    The Voynich manuscript is not written with letters. It is written in signs. Characters replace the letters of the alphabet one of the ancient language. Moreover, in the text there are 2 levels of encryption. I figured out the key by which the first section could read the following words: hemp, wearing hemp; food, food (sheet 20 at the numbering on the Internet); to clean (gut), knowledge, perhaps the desire, to drink, sweet beverage (nectar), maturation (maturity), to consider, to believe (sheet 107); to drink; six; flourishing; increasing; intense; peas; sweet drink, nectar, etc. Is just the short words, 2-3 sign. To translate words with more than 2-3 characters requires knowledge of this ancient language. The fact that some symbols represent two letters. In the end, the word consisting of three characters can fit up to six letters. Three letters are superfluous. In the end, you need six characters to define the semantic word of three letters.
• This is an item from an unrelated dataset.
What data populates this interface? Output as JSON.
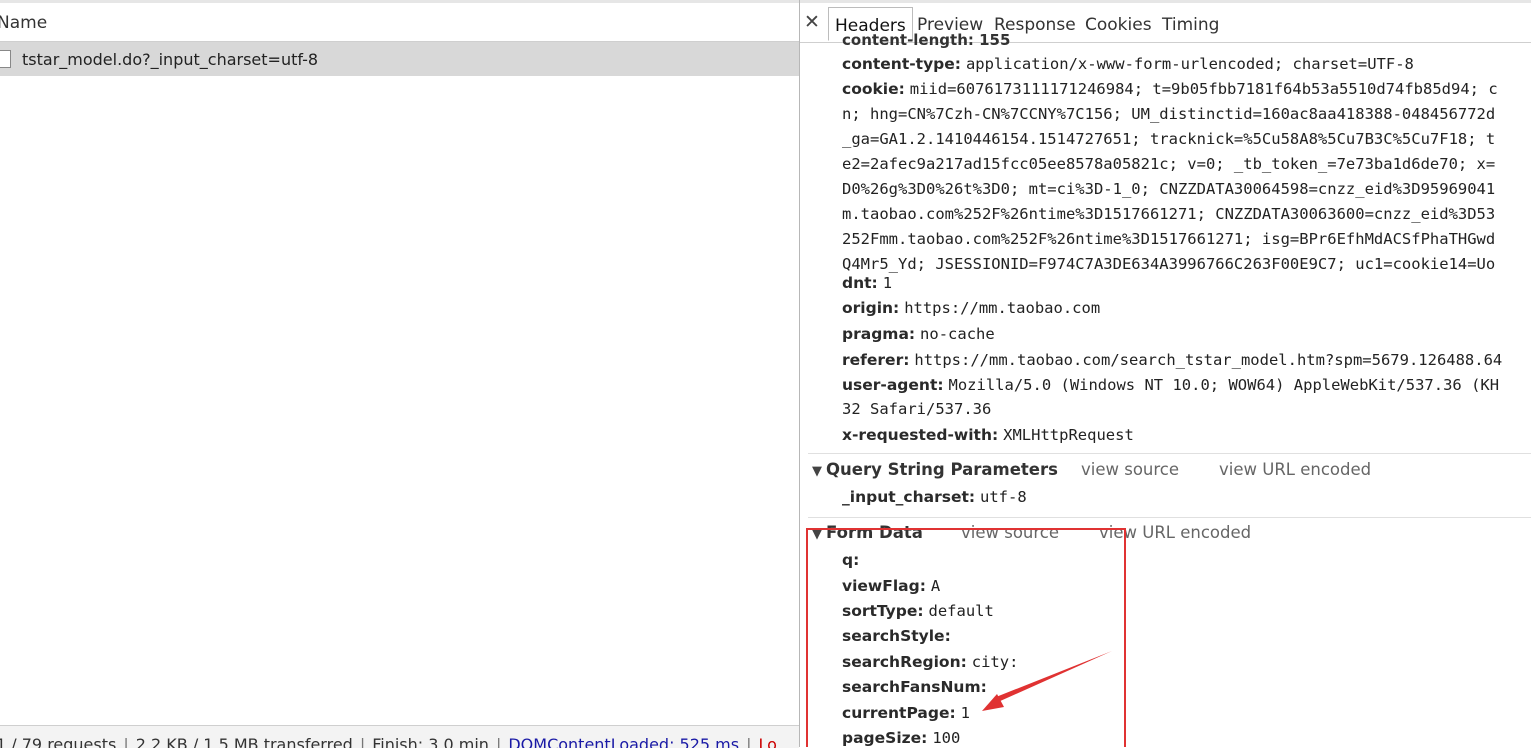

Of course, without knowledge of this language make it very difficult even with a dictionary.
    And most important. In the manuscript there is information about “the Holy Grail”.
    I’m willing to share information.

  4. #4 Klaus Schmeh
    22. Januar 2020

    Thank you very much, Dave.

  5. #5 Christian Reinhard
    23. Januar 2020

    I never heard about a hypothesis that the Voynich represents a phonetic transcription. Is this a new hypothesis? What is the evidence in favor of this hypotheses?

  6. #6 Jurgen Hermes
    Köln
    24. Januar 2020

    Dear Klaus, many thanks for the advertisement!
    @ Christian Reinhard: Yes, the theory has been around for quite some time. For example, Jacques Guy has speculated that the VMs text could be a transcription of an East Asian language. IMO there is some evidence (mainly the entropy values) that speaks strongly against a natural language origin without an additional cipher/code step.